(EXTRACTED INFORMATION)

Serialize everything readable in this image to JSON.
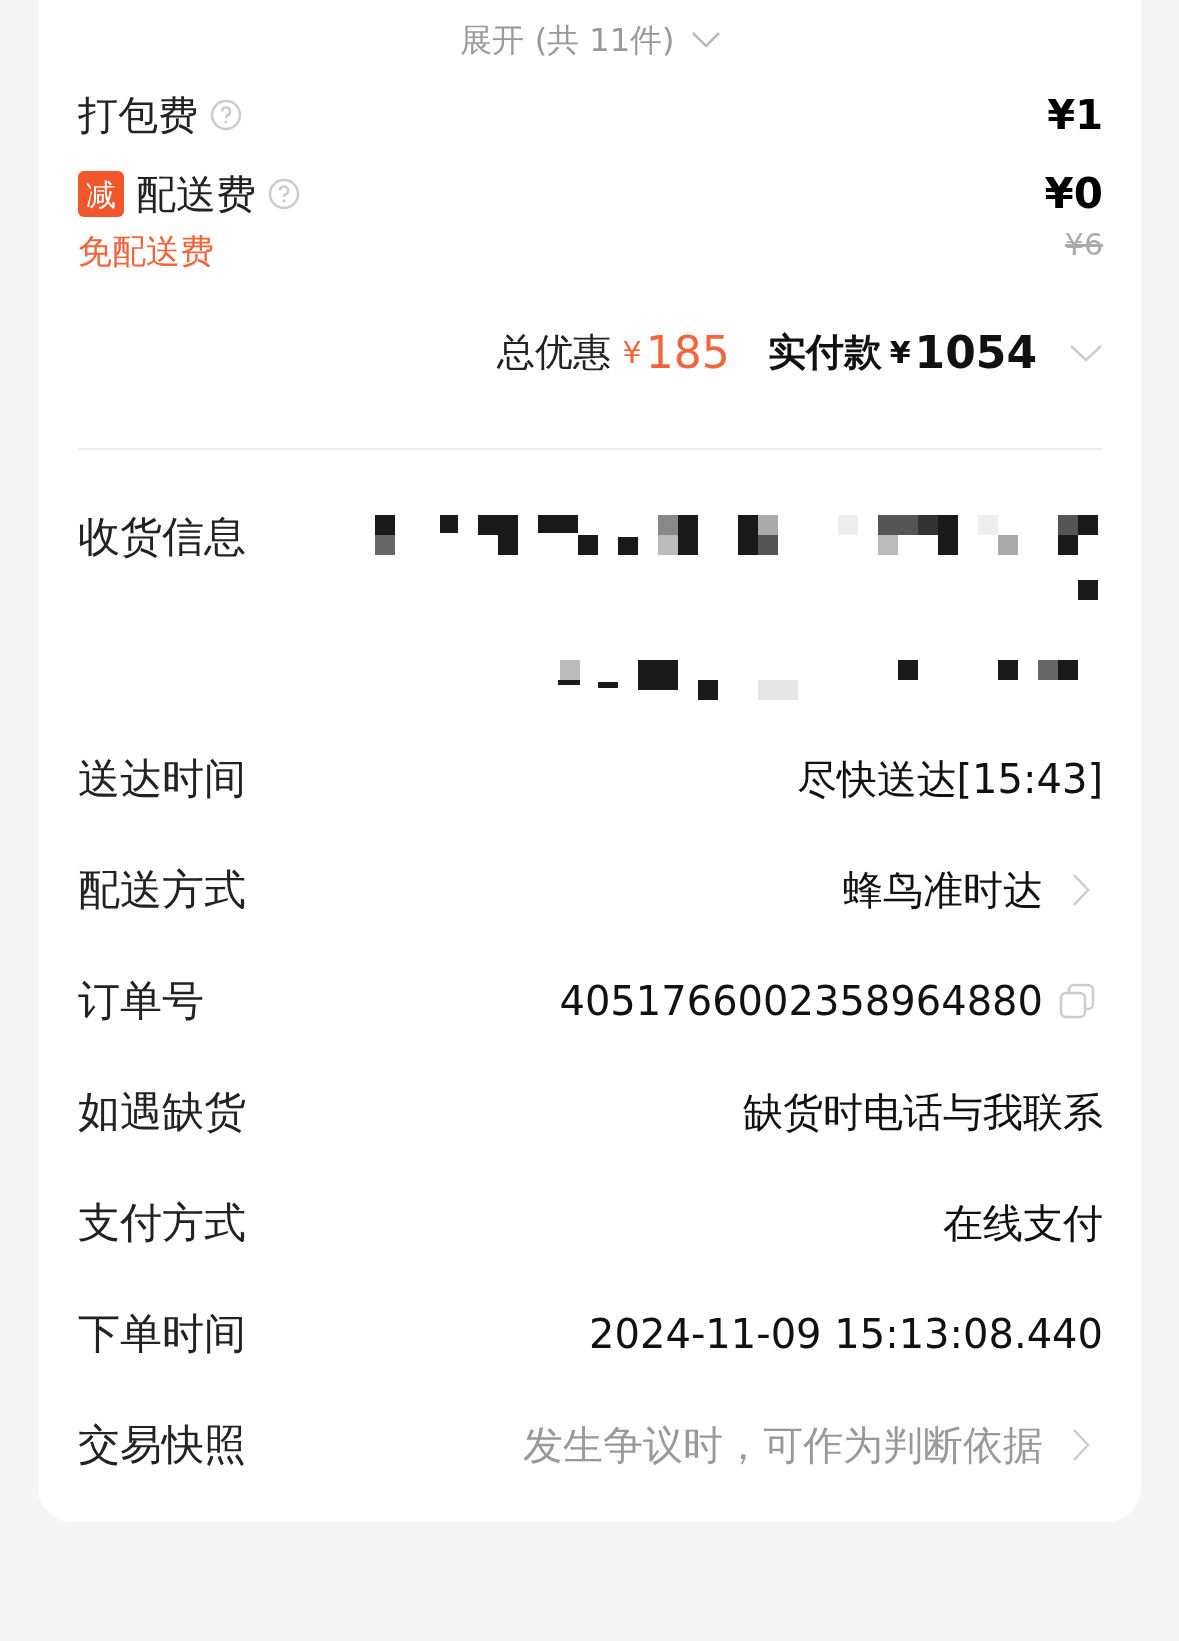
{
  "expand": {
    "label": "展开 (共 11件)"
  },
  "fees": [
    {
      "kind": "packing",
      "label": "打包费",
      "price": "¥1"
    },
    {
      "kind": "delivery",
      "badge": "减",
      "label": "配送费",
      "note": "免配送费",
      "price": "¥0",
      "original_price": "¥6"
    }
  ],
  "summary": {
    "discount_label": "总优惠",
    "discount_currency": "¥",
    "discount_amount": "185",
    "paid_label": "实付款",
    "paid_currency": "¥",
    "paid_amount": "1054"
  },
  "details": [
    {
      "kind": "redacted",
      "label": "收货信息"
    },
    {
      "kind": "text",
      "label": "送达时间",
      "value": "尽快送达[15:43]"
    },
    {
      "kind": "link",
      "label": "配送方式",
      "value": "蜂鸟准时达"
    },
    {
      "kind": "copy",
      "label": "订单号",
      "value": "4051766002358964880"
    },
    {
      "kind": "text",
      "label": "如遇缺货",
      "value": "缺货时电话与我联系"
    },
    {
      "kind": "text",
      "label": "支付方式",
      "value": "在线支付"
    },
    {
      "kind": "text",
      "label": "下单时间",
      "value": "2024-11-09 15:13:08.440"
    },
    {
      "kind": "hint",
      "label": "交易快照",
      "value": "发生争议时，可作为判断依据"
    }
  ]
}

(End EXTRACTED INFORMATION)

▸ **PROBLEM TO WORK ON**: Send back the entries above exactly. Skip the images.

▸ **TASK SOLUTION**:
Serialize everything readable in this image to JSON.
{
  "expand": {
    "label": "展开 (共 11件)"
  },
  "fees": [
    {
      "kind": "packing",
      "label": "打包费",
      "price": "¥1"
    },
    {
      "kind": "delivery",
      "badge": "减",
      "label": "配送费",
      "note": "免配送费",
      "price": "¥0",
      "original_price": "¥6"
    }
  ],
  "summary": {
    "discount_label": "总优惠",
    "discount_currency": "¥",
    "discount_amount": "185",
    "paid_label": "实付款",
    "paid_currency": "¥",
    "paid_amount": "1054"
  },
  "details": [
    {
      "kind": "redacted",
      "label": "收货信息"
    },
    {
      "kind": "text",
      "label": "送达时间",
      "value": "尽快送达[15:43]"
    },
    {
      "kind": "link",
      "label": "配送方式",
      "value": "蜂鸟准时达"
    },
    {
      "kind": "copy",
      "label": "订单号",
      "value": "4051766002358964880"
    },
    {
      "kind": "text",
      "label": "如遇缺货",
      "value": "缺货时电话与我联系"
    },
    {
      "kind": "text",
      "label": "支付方式",
      "value": "在线支付"
    },
    {
      "kind": "text",
      "label": "下单时间",
      "value": "2024-11-09 15:13:08.440"
    },
    {
      "kind": "hint",
      "label": "交易快照",
      "value": "发生争议时，可作为判断依据"
    }
  ]
}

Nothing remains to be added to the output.